'''
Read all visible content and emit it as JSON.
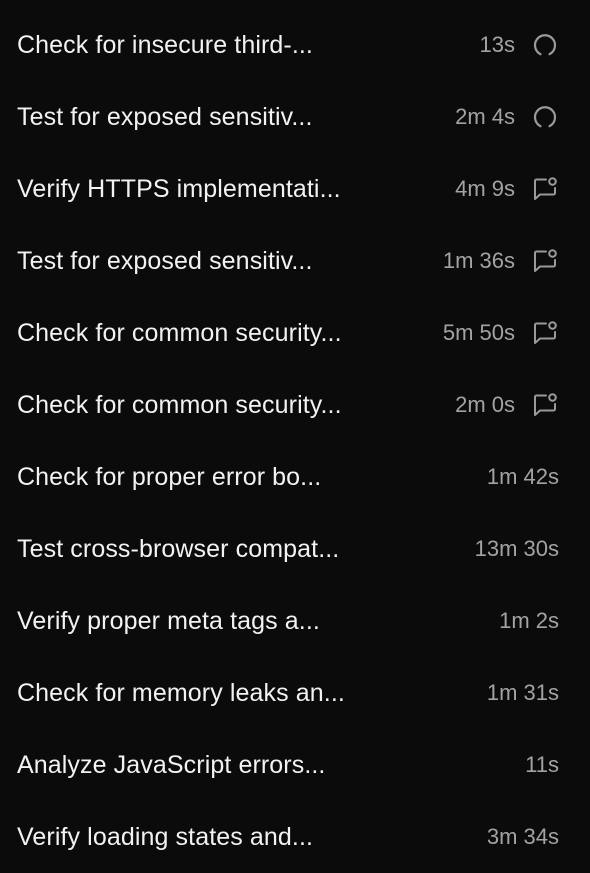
{
  "tasks": [
    {
      "title": "Check for insecure third-...",
      "duration": "13s",
      "icon": "spinner-icon"
    },
    {
      "title": "Test for exposed sensitiv...",
      "duration": "2m 4s",
      "icon": "spinner-icon"
    },
    {
      "title": "Verify HTTPS implementati...",
      "duration": "4m 9s",
      "icon": "comment-notification-icon"
    },
    {
      "title": "Test for exposed sensitiv...",
      "duration": "1m 36s",
      "icon": "comment-notification-icon"
    },
    {
      "title": "Check for common security...",
      "duration": "5m 50s",
      "icon": "comment-notification-icon"
    },
    {
      "title": "Check for common security...",
      "duration": "2m 0s",
      "icon": "comment-notification-icon"
    },
    {
      "title": "Check for proper error bo...",
      "duration": "1m 42s",
      "icon": ""
    },
    {
      "title": "Test cross-browser compat...",
      "duration": "13m 30s",
      "icon": ""
    },
    {
      "title": "Verify proper meta tags a...",
      "duration": "1m 2s",
      "icon": ""
    },
    {
      "title": "Check for memory leaks an...",
      "duration": "1m 31s",
      "icon": ""
    },
    {
      "title": "Analyze JavaScript errors...",
      "duration": "11s",
      "icon": ""
    },
    {
      "title": "Verify loading states and...",
      "duration": "3m 34s",
      "icon": ""
    }
  ],
  "colors": {
    "background": "#0c0b0b",
    "title_text": "#f2f2f2",
    "duration_text": "#a3a3a3",
    "icon_stroke": "#9a9a9a"
  }
}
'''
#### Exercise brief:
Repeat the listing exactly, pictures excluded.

#### Task answer:
Read all visible content and emit it as JSON.
{
  "tasks": [
    {
      "title": "Check for insecure third-...",
      "duration": "13s",
      "icon": "spinner-icon"
    },
    {
      "title": "Test for exposed sensitiv...",
      "duration": "2m 4s",
      "icon": "spinner-icon"
    },
    {
      "title": "Verify HTTPS implementati...",
      "duration": "4m 9s",
      "icon": "comment-notification-icon"
    },
    {
      "title": "Test for exposed sensitiv...",
      "duration": "1m 36s",
      "icon": "comment-notification-icon"
    },
    {
      "title": "Check for common security...",
      "duration": "5m 50s",
      "icon": "comment-notification-icon"
    },
    {
      "title": "Check for common security...",
      "duration": "2m 0s",
      "icon": "comment-notification-icon"
    },
    {
      "title": "Check for proper error bo...",
      "duration": "1m 42s",
      "icon": ""
    },
    {
      "title": "Test cross-browser compat...",
      "duration": "13m 30s",
      "icon": ""
    },
    {
      "title": "Verify proper meta tags a...",
      "duration": "1m 2s",
      "icon": ""
    },
    {
      "title": "Check for memory leaks an...",
      "duration": "1m 31s",
      "icon": ""
    },
    {
      "title": "Analyze JavaScript errors...",
      "duration": "11s",
      "icon": ""
    },
    {
      "title": "Verify loading states and...",
      "duration": "3m 34s",
      "icon": ""
    }
  ],
  "colors": {
    "background": "#0c0b0b",
    "title_text": "#f2f2f2",
    "duration_text": "#a3a3a3",
    "icon_stroke": "#9a9a9a"
  }
}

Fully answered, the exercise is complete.